Task requirements
Exact copies of all the entries are required.

Information
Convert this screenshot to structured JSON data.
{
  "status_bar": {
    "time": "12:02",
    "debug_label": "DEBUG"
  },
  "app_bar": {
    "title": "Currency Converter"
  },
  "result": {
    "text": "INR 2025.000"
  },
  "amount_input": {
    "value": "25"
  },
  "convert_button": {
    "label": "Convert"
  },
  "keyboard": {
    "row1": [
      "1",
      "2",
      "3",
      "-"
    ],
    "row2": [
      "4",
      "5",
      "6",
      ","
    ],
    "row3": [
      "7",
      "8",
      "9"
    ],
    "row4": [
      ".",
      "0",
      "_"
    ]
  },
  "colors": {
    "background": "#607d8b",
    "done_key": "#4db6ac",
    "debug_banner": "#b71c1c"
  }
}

Response
Convert this screenshot to structured JSON data.
{
  "status_bar": {
    "time": "12:02",
    "debug_label": "DEBUG"
  },
  "app_bar": {
    "title": "Currency Converter"
  },
  "result": {
    "text": "INR 2025.000"
  },
  "amount_input": {
    "value": "25"
  },
  "convert_button": {
    "label": "Convert"
  },
  "keyboard": {
    "row1": [
      "1",
      "2",
      "3",
      "-"
    ],
    "row2": [
      "4",
      "5",
      "6",
      ","
    ],
    "row3": [
      "7",
      "8",
      "9"
    ],
    "row4": [
      ".",
      "0",
      "_"
    ]
  },
  "colors": {
    "background": "#607d8b",
    "done_key": "#4db6ac",
    "debug_banner": "#b71c1c"
  }
}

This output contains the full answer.